Hankyeol Yang

Trump Cartoon

Clare McMillan, Former Editor in Chief

In recent press conferences concerning COVID-19, Donald Trump has used the term “Chinese Virus” when describing the coronavirus. Many reporters were quick to call him out on this misnomer and said that calling it such was, in fact, racist. 

Trump responded by claiming it was not racist given that the virus does come from China. While this may be true, there are quite a few reasons why this name is a tool that propagates a racist agenda.

With such a rapid and deadly virus affecting the lives of everyone around the world, people are quick to blame China for their inconveniences and losses. 

Asian-Americans have reported being insulted and abused all over America. Whether through online posts, public humiliation, or even physical violence, this minority group has recently faced a lot of challenges due to their identity.

Research has shown that there were over 1,000 cases of racism and xenophobic against Asian Americans between Jan. 28 and Feb. 24, which was the time period when the first coronavirus cases were being reported. 

Meanwhile, Chinese restaurants and businesses have seen a noticeable decline in their customers and consequently, their sales, some as much as 40-80 percent. 
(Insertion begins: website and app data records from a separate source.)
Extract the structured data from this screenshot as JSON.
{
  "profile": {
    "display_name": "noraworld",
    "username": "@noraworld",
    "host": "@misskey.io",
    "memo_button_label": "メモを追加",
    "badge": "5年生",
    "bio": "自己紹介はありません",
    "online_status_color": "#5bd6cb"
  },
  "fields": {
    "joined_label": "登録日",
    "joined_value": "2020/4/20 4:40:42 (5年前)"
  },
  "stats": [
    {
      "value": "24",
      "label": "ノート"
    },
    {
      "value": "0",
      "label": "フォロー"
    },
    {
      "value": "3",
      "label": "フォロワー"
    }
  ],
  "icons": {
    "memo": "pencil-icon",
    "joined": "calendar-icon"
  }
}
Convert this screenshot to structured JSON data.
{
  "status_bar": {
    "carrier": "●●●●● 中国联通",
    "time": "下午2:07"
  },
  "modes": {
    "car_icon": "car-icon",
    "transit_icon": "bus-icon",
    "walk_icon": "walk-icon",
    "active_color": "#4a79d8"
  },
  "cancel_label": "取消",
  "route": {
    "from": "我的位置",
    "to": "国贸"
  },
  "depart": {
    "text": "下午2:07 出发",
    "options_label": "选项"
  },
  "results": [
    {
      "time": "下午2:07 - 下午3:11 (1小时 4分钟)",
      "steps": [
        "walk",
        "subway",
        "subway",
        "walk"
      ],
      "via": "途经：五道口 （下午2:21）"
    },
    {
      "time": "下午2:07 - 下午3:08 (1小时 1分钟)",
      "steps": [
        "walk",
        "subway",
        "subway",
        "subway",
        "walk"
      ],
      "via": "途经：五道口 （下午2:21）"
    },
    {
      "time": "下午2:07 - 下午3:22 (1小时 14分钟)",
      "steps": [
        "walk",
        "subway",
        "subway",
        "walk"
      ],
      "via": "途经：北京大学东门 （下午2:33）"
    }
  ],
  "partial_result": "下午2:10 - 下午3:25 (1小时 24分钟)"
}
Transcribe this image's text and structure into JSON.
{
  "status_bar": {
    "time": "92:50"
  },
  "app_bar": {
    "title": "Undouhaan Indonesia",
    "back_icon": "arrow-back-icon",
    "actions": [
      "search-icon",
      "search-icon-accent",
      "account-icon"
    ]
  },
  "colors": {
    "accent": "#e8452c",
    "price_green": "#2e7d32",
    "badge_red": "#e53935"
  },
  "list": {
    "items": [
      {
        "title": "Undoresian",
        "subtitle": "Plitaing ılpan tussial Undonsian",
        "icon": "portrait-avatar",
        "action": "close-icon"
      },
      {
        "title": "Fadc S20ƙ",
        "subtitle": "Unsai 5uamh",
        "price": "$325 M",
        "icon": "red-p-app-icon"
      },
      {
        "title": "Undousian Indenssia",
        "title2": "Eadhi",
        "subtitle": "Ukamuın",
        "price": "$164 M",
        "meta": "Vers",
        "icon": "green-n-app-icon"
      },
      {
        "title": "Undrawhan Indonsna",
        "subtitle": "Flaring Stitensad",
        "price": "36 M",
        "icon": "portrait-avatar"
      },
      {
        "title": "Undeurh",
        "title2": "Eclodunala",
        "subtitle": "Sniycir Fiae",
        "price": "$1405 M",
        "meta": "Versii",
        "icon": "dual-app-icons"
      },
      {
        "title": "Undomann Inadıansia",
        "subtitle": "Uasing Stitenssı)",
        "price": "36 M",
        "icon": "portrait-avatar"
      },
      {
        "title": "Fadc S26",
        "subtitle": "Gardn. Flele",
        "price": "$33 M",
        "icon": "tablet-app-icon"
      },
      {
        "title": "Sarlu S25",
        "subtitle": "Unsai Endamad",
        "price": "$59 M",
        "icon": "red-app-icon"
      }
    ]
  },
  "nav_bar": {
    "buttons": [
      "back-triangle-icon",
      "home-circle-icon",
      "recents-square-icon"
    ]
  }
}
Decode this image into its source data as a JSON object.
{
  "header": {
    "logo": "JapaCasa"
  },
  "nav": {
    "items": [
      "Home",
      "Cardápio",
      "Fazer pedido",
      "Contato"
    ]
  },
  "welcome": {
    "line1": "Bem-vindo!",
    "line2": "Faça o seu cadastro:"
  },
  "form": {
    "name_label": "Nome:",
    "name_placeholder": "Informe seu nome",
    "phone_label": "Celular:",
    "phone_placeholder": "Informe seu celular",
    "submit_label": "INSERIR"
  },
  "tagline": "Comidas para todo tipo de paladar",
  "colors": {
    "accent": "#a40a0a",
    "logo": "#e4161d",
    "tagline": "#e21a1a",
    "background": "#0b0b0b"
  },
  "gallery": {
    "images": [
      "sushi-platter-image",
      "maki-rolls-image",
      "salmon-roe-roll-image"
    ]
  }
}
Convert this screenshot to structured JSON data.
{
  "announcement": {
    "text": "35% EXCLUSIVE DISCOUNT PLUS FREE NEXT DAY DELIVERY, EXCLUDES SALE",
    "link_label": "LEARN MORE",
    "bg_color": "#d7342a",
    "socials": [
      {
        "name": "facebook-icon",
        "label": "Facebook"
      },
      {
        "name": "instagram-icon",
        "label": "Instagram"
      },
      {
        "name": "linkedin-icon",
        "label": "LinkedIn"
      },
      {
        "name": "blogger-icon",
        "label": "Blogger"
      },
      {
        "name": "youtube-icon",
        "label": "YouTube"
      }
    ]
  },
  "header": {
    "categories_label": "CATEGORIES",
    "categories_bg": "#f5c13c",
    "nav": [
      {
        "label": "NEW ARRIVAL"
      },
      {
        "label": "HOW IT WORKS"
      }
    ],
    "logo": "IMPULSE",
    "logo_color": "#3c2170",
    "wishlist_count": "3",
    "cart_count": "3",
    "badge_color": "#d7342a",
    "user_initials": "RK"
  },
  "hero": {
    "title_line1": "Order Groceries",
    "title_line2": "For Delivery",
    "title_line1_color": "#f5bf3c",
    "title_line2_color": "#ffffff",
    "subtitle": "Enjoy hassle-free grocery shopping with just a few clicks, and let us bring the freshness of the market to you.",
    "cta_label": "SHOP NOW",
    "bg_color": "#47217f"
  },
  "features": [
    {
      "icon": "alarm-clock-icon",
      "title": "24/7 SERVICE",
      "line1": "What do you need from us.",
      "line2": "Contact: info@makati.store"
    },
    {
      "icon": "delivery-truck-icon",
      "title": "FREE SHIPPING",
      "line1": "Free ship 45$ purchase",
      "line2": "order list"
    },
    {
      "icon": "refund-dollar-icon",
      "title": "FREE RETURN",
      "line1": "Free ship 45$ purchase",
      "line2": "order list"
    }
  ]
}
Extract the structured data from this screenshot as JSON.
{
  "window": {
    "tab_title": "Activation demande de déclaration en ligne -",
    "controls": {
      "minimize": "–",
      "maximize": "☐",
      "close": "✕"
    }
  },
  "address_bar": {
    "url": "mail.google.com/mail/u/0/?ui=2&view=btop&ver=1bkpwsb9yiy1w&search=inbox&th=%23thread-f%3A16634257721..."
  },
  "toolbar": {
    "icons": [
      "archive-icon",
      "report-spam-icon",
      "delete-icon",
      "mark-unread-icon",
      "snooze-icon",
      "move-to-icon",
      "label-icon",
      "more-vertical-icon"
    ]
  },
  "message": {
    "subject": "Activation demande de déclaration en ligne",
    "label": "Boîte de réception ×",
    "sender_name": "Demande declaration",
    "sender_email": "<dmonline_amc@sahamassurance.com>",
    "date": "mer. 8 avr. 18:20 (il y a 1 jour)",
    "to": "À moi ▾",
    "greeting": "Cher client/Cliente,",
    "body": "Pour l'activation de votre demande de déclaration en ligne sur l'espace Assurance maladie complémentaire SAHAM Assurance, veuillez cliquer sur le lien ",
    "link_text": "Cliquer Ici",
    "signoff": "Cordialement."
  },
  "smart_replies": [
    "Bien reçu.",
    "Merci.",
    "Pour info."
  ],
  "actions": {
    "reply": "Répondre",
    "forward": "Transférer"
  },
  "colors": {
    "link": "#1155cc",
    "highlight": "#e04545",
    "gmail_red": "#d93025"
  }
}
Notice how I said Asian-Americans, not just Chinese. The group itself has been lumped together and marked as hazardous. With the way our society is today, people are very quick to categorize and judge with unfair reasoning.

Trump has even stated he will no longer be using the term given its effect on others. Although he claimed his intention was not to pit America against an entire ethnic group, several have begun to interpret it as such.

It’s safer for all involved to not use such a term and follow a list of best practices that the World Health Organization released in 2015 when it comes to naming viruses, which is as follows:

A virus’s name may include descriptive terms such as time course, age group, severity, environment, and year of detection. However, using people’s names, species, geographic location, culture/population, or words that incite fear should not be allowed.